A Culinary Journey, by guest reviewer C. Cokalis.
The Saltoun Supper Club is home of Arno Maasdorp. Every Wednesday and Thursday, he graciously shares his evening with strangers and takes them on a culinary and philosophical journey.
Situated on the top floor of a Brixton terrace, we clambered up some steep steps, which yield and sing a comforting note of well used timber, and lead us into a dining room containing an eclectic collection of artefacts. An array of traditional African woven baskets lined the wall. The room has a French provincial feel, intercepted by modern art; and amongst this, is a fabulous black and white still portrait of Arno, regaling a fantastically thick, velvety moustache. Most of the artefacts are sourced locally at a local Brixton purveyor (who would later drop in at around midnight).
We were served a scrumptious basket of sour dough bread, and a salad with jamon to start. Gnocchi with truffle and cauliflower was served next; followed by a Welsh lamb dish and dessert of roasted pineapple and mint ice cream. None of these were as visually spectacular as I had hoped, given that Arno is a food photographer and caterer by day. But nonetheless, the dishes were satisfying and the flavours were most definitely delicious.
Between meals, Arno encourages guests to take in the views upstairs in the attic. Here, a heaving collection of books stacked on the floor threaten to break out and swallow the space, but it’s a book perched on an easel, called Cyclopedia of Drawing, published by the American Technical Society which took my attention.
The content appeared a little curious, but then the familiar chiaroscuro etchings of William Kentridge dart out. Kentridge’s drawings are revealed line upon line of pencil or charcoal. Corrections are almost always never fully erased, but just drawn over. The book is read by thumbing through its pages to reveal a magical metamorphosis. It is staggeringly simple artwork, but beautifully drawn; steep in allegory, full of hope, despair and redemption – themes that are recurrent in Kentridge’s work.
To uncover a little gem in a Brixton attic was a true highlight.

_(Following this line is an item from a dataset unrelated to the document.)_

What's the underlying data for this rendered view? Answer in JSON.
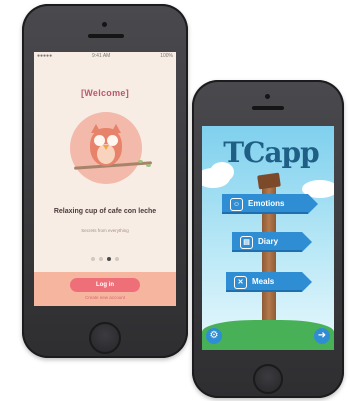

I digress…but digressions such as these are exactly the point of these evenings…
Following an interlude, Arno and his assistant John, pulled up some chairs and joined us for a drink at our table, accompanied with an endless supply of a chocolaty assortment of petit fours. With the nights duties complete, this is where Arno seemed most at home.
As the evening came to a close (at 1am on a Wednesday night), my most vivid recollections were not of the food, because simply it was not about the food; but more the sense of spirit and camaraderie the evening exuded. Arno prefers to refer SSC as a club as opposed to a restaurant. His simple philosophy is about good food, sourced sustainably, and good company in a genuinely hospitable space.
Arno’s menu reflects his restless mind – constantly changing and experimenting. So if I had the luxury of living in London, I would return to the SSC in anticipation of something great. Another chance to thumb through William Kentridge’s drawings would be enough of a reason to come back…
- The Japanese purposely made wooden floors sing or squeak to sound the alarm of an intruder. They are called uguisubari or Nightingale floors, and were purpose built in temple corridors to alarm occupants of intruders. Don’t surprise Arno, ring ahead at www.eatwithyoureyes.net to get a table. Suggested contribution £35 per head. BYO wine welcomed.